-- Material provided --
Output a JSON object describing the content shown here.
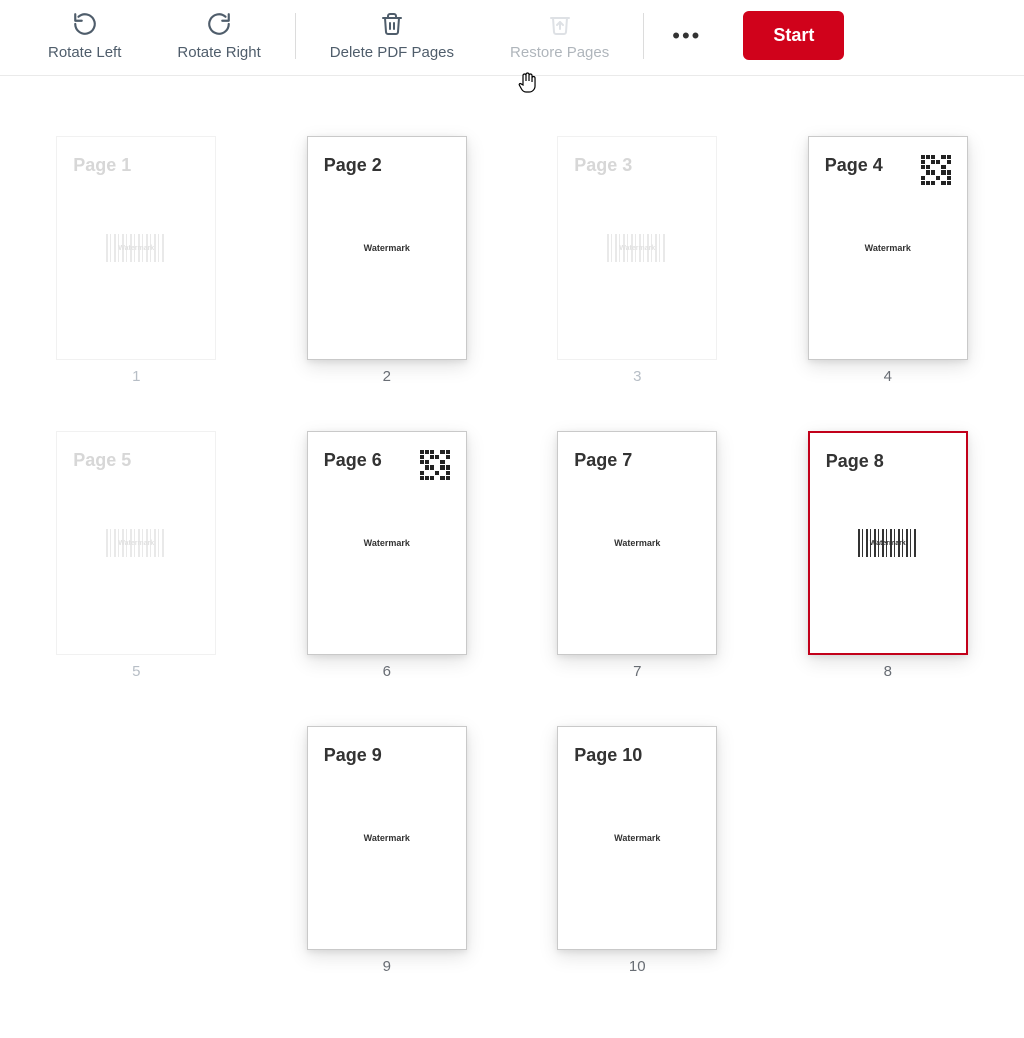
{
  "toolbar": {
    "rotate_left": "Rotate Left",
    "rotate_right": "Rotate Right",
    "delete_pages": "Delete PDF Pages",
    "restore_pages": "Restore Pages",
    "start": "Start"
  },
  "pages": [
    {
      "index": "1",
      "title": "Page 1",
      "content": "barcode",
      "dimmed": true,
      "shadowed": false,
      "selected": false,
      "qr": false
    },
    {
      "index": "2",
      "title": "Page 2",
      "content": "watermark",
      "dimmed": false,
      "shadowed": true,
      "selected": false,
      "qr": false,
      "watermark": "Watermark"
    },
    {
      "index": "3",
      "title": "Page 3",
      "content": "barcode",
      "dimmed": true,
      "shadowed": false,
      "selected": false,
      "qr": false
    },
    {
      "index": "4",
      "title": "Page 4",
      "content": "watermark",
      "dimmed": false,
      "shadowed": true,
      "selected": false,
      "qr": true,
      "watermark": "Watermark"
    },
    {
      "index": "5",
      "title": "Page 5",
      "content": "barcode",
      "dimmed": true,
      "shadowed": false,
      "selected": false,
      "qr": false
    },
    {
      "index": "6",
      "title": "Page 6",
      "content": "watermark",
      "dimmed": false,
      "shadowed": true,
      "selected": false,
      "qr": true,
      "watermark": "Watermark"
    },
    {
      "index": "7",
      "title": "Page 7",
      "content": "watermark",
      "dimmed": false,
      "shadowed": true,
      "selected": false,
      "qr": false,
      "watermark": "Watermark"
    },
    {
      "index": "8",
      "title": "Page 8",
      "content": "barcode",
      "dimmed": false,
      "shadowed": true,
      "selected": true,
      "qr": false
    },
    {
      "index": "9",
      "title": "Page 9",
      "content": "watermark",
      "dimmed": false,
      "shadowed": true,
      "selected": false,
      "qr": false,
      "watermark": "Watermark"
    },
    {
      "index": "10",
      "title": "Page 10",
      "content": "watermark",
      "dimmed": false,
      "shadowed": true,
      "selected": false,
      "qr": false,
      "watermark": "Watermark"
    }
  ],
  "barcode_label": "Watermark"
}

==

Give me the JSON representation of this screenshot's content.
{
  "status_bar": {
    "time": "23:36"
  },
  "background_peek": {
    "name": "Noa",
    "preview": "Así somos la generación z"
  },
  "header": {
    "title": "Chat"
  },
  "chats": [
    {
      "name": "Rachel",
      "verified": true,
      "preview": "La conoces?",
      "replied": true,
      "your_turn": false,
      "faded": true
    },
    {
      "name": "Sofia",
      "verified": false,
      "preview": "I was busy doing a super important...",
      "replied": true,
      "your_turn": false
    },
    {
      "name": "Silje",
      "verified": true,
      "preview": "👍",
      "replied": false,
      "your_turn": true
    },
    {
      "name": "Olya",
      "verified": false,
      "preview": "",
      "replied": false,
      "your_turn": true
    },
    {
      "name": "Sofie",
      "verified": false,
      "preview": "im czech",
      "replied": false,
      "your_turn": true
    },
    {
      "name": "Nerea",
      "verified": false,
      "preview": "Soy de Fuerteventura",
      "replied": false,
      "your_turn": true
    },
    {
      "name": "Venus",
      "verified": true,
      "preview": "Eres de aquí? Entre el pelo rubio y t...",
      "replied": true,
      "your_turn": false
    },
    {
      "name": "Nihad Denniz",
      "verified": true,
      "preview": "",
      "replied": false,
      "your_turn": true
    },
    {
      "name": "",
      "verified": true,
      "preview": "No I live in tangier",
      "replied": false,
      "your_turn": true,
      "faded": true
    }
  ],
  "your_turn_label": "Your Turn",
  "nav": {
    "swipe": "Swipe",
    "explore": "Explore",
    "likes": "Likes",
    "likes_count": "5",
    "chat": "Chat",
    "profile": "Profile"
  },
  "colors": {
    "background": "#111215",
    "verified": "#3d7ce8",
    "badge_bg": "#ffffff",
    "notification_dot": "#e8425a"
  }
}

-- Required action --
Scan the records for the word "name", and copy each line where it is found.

-- The completed task --
    "name": "Noa",
      "name": "Rachel",
      "name": "Sofia",
      "name": "Silje",
      "name": "Olya",
      "name": "Sofie",
      "name": "Nerea",
      "name": "Venus",
      "name": "Nihad Denniz",
      "name": "",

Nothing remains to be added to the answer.